Next — and this is the hard part – hold them accountable. Follow-up needs to be consistent and expected; let them know ahead of time that you will be checking on their progress. Also assure them that you are available for questions. If they do unsatisfactory work or miss a deadline, there must be a reaction. This could be merely asking them to explain what happened. Perhaps, despite your best efforts, instructions were incomplete or training was insufficient; then shoulder the blame yourself and correct the oversight. Sometimes, they need to be made aware of the ramifications: “Because you did not complete this on time, we lost the client, which will cost us X hundred dollars.” If you correctly follow step one (select the right people and allow them to prove themselves) only in the rarest of cases will disciplinary action be required or even appropriate. The story is told of a loyal, responsible, and trusted employee who made an error costing his company $330,000 dollars. He submitted his resignation. “What!” his manager exclaimed, “You can’t quit now; we just invested a third of a million dollars in your training!” What confidence and assuredness this must have instilled in that employee.
Lastly, as they prove themselves in small things, begin giving them bigger and more important assignments. Now you can then begin to phase out much of your effort in the “accountability” step. Yes, they still need to be held accountable, but it gradually becomes ancillary to the process of delegation, instead of integral to it.

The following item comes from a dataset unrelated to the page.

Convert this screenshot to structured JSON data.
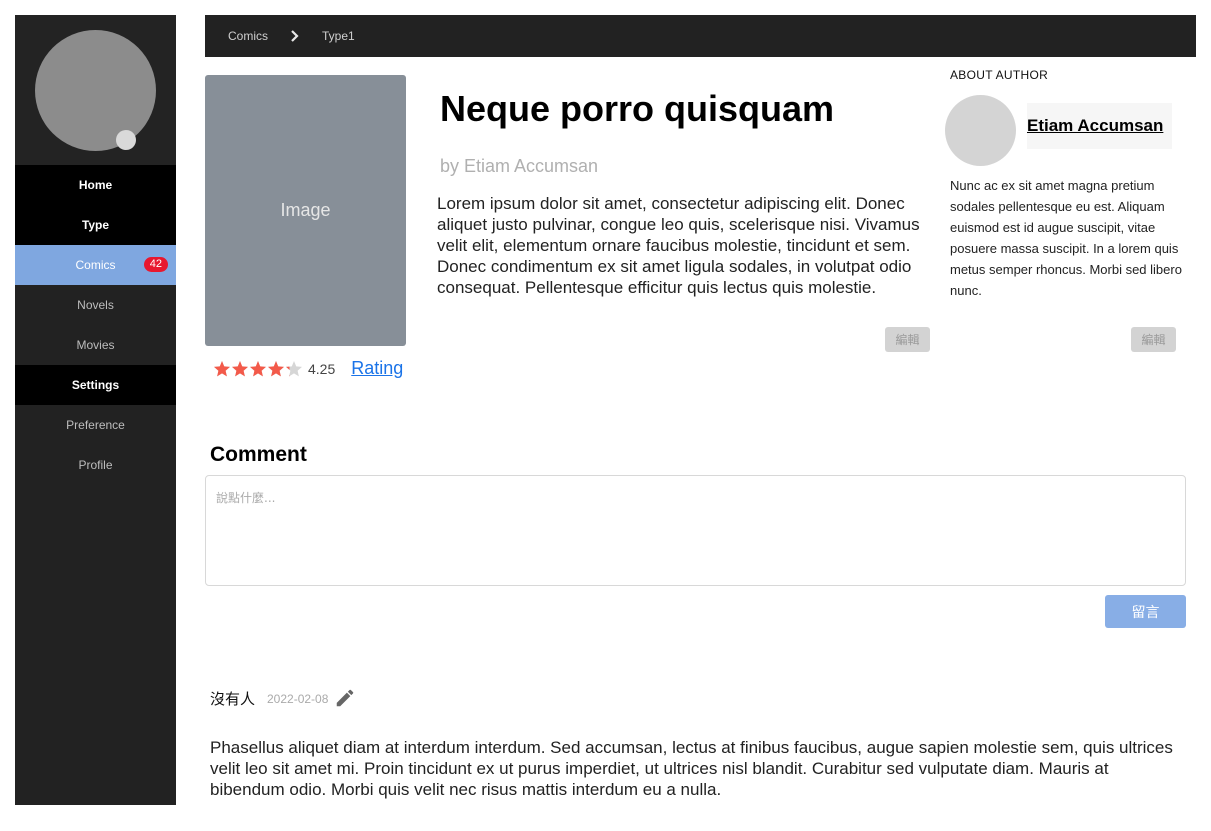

If you follow these steps consistently, all employees will become better at responding to delegation; some employees will even advance to the point of self-determination, where you no longer need to assign things to them, they take the initiative to do what needs to be done without your input or direction. This is delegation at its finest!
[From Connection Magazine – May 2005]
Peter Lyle DeHaan, PhD, is the publisher and editor-in-chief of Connections Magazine, covering the call center teleservices industry.